** What you need to do **
Records follow. Copy every line with "this".

** Records for processing **
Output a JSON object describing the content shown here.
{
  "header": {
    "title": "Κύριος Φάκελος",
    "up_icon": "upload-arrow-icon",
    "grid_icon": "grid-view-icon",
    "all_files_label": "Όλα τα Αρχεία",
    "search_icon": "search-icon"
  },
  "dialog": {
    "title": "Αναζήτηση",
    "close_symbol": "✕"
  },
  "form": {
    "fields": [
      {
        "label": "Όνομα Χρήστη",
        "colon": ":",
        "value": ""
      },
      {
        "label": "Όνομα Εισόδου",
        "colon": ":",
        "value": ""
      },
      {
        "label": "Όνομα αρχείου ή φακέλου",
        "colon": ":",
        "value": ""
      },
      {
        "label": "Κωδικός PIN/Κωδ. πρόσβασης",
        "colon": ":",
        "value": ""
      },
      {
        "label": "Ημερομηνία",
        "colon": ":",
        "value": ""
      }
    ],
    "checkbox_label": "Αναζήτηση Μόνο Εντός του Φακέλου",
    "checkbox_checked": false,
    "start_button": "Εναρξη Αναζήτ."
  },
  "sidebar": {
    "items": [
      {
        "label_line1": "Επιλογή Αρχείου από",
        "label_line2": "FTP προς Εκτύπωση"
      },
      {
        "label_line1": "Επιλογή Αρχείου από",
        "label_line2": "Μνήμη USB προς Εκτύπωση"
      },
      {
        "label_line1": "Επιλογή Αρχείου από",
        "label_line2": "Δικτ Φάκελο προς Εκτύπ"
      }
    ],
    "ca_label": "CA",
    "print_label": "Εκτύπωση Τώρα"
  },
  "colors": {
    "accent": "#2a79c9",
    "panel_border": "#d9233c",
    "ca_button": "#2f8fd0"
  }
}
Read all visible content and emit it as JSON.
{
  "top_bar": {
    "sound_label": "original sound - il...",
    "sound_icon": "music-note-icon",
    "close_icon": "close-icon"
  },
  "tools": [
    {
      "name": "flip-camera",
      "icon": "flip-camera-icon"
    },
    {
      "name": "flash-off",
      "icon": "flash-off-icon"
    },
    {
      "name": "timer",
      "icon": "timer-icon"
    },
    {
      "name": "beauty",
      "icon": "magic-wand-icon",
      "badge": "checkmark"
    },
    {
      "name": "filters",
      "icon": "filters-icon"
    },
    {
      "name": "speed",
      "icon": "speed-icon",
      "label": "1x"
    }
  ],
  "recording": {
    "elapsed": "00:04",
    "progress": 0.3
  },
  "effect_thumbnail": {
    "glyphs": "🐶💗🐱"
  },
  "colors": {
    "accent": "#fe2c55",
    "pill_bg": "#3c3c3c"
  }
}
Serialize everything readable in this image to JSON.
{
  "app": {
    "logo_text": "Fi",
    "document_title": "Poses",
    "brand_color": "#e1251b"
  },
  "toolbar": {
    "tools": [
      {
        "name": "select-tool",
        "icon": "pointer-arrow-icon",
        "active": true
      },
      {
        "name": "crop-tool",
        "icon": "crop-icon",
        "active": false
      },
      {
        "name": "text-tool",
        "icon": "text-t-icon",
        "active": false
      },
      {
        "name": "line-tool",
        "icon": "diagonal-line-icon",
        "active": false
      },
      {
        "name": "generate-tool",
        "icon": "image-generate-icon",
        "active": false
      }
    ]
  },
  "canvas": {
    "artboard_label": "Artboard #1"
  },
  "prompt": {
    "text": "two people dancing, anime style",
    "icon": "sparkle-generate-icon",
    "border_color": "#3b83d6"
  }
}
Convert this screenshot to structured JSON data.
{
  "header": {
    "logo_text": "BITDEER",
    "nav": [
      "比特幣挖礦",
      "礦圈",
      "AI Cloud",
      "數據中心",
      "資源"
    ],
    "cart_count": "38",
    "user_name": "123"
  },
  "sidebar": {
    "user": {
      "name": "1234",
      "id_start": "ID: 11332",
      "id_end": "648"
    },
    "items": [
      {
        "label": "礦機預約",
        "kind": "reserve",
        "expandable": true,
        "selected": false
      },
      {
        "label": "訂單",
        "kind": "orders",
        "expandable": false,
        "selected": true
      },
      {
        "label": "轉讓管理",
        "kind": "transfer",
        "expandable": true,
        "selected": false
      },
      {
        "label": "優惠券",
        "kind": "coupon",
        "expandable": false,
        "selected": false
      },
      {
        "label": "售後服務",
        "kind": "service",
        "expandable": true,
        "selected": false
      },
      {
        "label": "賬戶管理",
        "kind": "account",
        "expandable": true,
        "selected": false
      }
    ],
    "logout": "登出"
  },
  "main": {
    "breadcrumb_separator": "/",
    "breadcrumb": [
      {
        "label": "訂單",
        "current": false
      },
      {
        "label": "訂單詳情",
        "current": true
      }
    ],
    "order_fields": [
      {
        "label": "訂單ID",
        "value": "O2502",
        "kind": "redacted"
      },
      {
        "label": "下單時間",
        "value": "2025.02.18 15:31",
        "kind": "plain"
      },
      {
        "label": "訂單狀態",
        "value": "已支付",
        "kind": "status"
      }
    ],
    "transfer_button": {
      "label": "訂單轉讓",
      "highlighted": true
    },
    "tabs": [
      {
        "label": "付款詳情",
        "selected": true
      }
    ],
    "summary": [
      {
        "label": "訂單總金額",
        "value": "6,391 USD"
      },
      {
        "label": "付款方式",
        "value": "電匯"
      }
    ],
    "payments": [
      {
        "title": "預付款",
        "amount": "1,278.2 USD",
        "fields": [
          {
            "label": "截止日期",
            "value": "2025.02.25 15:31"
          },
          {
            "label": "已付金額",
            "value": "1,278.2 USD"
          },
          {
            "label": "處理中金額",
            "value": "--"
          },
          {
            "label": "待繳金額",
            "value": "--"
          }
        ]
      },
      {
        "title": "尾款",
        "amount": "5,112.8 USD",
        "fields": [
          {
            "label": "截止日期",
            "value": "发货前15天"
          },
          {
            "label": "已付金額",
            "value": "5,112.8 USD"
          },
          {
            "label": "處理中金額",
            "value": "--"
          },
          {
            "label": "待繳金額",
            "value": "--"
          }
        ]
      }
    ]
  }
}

** Written response **
Serialize everything readable in this image to JSON.
Convert this screenshot to structured JSON data.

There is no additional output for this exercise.